Statues of a nude Donald Trump, interlocked fingers resting on his stomach and golden hair atop his head, sparked a furor Thursday when they were discovered in Seattle, San Francisco, Los Angeles, Cleveland and New York.
The X-rated creations, mocking Trump with altered anatomies, popped up in the cities, the work of politically inclined artist collective INDECLINE.
And as authorities in each area took down the statues or made plans to do so, the national media turned its attention to the artist behind the pieces: a man known as “Ginger.”
Within hours, red-headed Las Vegas-based artist “Ginger,” who real name is Joshua Monroe, was in the spotlight.
“This has been way, way bigger than I thought it would be,” Monroe said.
The 36-year-old Monroe said he was introduced to INDECLINE representatives through a mutual friend. Monroe, who previously served as director of the now-shuttered Eli Roth’s Goretorium, had experience creating art pieces of monsters, which attracted the group’s interest.
The artist said he was leaning toward voting for Trump when he began the project and was originally uneasy about doing the pieces, but he couldn’t pass up the opportunity.
After some of Trump’s controversial remarks over the past months, particularly the Republican presidential nominee’s disagreement with a disabled New York Times reporter, Monroe said his opinion of the candidate has soured.
While he had a good laugh about designing the statue’s drooping derriere, the assumptions of some individuals about his politics have him nearly cackling.
“A lot of people have actually labeled me a Clinton supporter. My sides hurt from laughing so much,” he said.
Branding Democratic presidential nominee Hillary Clinton a criminal and Trump a blowhard, Monroe said he plans to vote for Libertarian Party presidential nominee Gary Johnson.
Saying he’s had positive and negative feedback, Monroe didn’t rule out the possibility of a Clinton statue.
He said he began the $6,000 Trump project about five months ago, with directions to make Trump appear heavier than he is and to alter the appearance of private areas.

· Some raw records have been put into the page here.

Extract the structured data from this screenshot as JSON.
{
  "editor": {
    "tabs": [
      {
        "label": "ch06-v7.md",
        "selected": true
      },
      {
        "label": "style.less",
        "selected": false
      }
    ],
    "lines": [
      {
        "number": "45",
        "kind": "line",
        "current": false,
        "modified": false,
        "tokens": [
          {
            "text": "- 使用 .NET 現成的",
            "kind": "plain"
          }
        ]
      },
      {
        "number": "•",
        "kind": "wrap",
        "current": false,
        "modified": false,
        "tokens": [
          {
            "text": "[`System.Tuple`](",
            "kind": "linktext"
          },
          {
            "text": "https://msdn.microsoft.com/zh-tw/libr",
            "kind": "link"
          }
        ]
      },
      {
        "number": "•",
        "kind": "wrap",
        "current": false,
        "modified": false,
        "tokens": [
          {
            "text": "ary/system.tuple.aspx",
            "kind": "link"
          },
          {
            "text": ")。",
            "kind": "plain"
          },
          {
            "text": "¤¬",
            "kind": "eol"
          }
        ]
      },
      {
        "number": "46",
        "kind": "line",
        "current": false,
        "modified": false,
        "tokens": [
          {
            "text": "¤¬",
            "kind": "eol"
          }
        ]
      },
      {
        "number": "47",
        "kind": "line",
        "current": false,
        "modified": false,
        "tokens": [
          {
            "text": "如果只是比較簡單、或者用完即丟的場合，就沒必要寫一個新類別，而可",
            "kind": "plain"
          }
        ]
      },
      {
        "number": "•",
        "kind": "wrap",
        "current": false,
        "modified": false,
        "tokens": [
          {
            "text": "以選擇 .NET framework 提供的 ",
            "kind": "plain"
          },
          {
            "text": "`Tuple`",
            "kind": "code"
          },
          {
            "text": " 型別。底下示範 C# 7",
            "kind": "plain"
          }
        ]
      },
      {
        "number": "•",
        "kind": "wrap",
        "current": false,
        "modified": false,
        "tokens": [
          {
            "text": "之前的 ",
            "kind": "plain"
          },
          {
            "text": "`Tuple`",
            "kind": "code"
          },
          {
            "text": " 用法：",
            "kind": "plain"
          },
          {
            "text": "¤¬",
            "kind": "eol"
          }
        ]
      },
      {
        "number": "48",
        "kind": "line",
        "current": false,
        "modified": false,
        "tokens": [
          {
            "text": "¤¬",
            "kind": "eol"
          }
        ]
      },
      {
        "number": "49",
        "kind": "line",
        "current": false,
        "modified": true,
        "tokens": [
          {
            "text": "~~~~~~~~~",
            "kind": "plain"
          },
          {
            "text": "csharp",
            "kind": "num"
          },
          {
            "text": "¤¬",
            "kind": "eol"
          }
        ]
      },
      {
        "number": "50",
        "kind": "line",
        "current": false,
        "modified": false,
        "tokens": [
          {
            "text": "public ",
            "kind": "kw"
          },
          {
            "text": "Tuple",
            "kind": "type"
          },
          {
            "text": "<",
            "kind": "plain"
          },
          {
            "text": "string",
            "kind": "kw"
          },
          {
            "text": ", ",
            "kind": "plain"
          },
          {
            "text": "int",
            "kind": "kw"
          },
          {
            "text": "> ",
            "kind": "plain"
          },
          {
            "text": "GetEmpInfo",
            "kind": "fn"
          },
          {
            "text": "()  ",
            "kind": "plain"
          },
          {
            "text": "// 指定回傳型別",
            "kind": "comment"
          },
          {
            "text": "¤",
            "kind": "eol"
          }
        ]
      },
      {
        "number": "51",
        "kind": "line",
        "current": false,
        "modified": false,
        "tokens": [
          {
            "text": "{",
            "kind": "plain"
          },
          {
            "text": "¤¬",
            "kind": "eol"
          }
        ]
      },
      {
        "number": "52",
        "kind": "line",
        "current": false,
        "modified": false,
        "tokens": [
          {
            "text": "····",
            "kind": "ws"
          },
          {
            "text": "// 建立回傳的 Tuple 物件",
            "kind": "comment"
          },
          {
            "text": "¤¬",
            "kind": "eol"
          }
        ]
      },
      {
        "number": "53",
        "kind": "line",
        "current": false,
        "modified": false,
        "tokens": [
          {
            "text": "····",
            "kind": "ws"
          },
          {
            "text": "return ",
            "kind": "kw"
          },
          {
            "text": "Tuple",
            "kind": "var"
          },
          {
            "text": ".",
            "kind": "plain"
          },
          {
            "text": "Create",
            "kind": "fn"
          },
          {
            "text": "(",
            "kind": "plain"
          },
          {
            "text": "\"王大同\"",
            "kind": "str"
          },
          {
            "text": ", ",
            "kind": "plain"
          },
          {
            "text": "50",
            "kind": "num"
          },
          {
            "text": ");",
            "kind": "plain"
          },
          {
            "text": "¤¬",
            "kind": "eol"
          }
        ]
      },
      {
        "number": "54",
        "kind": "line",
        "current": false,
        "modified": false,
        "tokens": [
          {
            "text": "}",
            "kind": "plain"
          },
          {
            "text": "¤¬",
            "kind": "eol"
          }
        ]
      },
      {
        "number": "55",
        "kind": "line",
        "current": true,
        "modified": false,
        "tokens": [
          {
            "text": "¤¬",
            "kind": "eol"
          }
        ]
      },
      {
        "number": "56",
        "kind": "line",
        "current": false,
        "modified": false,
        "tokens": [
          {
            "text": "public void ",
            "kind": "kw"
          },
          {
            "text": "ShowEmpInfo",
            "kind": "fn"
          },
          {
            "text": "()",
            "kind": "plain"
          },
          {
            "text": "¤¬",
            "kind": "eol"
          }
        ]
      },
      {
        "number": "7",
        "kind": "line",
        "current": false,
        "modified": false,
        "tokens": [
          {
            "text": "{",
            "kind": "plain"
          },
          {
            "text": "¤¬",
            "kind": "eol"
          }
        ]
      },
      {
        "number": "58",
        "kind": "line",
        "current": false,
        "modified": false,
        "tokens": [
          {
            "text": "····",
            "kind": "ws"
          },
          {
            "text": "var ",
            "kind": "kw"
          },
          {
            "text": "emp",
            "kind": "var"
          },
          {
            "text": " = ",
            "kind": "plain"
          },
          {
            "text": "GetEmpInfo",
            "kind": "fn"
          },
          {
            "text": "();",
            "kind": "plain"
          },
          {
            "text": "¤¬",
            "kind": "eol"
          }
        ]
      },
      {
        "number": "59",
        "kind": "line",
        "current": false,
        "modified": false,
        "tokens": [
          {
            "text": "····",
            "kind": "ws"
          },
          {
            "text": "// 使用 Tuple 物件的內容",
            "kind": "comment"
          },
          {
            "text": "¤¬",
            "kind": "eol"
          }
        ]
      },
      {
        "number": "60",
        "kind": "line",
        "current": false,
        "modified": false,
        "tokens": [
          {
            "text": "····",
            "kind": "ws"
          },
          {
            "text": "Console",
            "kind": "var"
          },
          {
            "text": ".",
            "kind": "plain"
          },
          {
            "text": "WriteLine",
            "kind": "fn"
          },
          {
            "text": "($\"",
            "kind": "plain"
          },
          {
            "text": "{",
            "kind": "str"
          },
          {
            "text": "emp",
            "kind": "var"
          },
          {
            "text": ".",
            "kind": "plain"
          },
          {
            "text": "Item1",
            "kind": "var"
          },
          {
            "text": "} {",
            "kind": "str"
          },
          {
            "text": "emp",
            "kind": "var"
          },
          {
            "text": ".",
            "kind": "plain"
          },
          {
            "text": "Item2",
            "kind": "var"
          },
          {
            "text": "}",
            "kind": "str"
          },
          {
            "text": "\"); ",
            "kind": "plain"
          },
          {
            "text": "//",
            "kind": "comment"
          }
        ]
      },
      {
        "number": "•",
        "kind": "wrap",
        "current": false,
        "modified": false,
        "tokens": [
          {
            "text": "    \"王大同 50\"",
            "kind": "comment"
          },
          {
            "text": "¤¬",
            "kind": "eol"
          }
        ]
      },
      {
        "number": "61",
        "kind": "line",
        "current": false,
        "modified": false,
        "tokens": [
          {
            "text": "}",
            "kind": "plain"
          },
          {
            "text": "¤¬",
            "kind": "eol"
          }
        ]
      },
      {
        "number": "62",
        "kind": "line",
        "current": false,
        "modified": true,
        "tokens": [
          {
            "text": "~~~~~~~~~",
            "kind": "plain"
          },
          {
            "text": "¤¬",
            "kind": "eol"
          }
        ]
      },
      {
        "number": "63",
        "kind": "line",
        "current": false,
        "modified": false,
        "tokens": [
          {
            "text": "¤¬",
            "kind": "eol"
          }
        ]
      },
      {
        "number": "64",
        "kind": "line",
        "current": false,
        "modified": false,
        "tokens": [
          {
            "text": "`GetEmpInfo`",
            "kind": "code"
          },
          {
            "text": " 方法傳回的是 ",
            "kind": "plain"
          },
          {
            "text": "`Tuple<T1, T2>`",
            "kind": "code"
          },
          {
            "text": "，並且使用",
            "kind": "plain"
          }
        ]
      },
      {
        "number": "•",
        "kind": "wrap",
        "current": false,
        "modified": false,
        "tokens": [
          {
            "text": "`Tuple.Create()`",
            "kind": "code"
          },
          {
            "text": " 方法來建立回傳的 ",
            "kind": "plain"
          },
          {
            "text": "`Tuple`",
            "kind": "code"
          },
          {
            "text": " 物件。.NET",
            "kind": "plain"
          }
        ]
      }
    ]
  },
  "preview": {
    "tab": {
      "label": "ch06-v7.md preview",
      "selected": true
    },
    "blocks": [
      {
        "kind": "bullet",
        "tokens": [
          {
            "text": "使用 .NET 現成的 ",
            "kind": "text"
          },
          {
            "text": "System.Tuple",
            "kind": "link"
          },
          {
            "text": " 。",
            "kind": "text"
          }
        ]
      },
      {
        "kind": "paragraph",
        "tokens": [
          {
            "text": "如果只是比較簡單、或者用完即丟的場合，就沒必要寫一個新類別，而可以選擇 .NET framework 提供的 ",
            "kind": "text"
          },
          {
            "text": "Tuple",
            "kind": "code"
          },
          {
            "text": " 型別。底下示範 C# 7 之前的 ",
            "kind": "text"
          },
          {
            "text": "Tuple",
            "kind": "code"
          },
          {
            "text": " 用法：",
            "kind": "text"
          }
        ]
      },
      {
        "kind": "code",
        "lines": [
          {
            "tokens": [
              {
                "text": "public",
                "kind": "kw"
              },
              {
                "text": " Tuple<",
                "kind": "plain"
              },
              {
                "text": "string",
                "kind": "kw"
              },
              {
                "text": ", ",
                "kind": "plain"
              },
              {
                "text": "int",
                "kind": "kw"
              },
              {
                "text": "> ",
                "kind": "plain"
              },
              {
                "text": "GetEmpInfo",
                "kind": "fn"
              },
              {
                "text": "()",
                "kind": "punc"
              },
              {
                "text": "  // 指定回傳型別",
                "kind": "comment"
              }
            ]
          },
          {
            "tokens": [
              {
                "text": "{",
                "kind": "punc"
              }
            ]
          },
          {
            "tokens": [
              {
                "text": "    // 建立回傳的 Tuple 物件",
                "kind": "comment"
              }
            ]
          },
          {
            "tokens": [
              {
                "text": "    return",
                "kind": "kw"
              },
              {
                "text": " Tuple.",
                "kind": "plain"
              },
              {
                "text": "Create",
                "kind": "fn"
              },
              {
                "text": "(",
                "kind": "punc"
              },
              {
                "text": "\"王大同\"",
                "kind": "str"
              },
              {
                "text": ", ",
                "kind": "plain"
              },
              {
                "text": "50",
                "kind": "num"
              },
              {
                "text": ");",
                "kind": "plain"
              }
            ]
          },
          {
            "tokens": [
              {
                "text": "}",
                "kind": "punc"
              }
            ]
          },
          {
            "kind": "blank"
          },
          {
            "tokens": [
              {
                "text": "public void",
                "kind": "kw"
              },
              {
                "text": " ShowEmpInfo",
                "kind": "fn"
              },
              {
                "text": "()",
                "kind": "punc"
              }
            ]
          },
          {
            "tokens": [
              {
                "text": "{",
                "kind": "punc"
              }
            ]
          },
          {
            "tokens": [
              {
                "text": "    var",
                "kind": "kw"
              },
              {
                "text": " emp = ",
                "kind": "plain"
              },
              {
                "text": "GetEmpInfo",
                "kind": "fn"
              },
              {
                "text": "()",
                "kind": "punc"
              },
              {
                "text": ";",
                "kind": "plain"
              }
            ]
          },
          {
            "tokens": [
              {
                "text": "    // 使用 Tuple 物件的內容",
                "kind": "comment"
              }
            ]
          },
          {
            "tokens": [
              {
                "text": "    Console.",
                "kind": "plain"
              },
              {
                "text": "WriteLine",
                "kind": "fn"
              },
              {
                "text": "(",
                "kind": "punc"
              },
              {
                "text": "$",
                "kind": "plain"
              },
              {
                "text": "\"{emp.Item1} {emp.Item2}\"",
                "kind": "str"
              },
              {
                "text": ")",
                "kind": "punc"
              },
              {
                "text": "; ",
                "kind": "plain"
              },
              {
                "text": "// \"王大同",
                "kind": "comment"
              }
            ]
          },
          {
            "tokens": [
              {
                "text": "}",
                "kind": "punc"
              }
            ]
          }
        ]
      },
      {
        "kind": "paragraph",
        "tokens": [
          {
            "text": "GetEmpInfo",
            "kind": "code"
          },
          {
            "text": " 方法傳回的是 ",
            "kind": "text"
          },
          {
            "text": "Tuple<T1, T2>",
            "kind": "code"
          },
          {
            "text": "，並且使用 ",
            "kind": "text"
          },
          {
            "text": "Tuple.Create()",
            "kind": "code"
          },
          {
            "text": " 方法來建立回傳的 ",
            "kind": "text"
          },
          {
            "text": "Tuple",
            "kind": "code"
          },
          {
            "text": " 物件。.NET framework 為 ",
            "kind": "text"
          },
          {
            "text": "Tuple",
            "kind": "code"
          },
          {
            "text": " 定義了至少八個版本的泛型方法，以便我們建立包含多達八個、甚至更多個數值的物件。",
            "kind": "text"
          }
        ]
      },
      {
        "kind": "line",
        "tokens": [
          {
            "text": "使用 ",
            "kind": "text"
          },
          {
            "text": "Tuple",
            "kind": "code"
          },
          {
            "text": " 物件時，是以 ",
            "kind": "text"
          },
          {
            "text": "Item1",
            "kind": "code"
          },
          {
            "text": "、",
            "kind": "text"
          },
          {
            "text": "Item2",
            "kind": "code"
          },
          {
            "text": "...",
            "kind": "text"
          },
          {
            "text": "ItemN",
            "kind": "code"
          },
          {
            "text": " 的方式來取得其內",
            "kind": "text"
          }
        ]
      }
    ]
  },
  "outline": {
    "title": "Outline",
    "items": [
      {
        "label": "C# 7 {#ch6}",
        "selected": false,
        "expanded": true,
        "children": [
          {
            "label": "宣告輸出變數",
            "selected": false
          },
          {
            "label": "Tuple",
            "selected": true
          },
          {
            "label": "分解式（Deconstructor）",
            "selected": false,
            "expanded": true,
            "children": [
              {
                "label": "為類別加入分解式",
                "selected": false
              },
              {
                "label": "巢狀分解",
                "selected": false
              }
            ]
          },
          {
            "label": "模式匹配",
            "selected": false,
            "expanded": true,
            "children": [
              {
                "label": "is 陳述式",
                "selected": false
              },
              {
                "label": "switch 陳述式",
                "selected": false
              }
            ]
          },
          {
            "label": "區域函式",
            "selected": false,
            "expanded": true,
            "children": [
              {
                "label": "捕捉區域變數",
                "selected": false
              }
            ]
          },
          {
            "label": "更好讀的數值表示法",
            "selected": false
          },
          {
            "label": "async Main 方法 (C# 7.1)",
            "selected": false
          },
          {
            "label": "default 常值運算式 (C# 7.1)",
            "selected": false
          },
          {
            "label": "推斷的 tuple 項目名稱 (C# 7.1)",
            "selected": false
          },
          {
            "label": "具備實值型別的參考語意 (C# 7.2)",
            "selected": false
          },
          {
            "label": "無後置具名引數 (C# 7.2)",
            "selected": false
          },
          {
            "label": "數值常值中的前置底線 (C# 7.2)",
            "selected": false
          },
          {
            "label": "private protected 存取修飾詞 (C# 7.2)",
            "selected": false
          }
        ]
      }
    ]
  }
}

The artist, who worked for free with INDECLINE funding material costs, first created a 700-pound sculpture, then a mold and 80-pound replica statues. His one request was that a statue be placed in his hometown of Cleveland.
Initial plans called for a statue in Las Vegas, but some involved opposed installing one in “our own backyard,” he said.
Plans are in the works to create more of the statues and place them in more states and possibly other countries, Monroe said.
INDECLINE may even get around to placing one in the valley.
“Art is meant to be something that creates conversation, invokes thought and emotion in people, and this piece absolutely did that,” he said.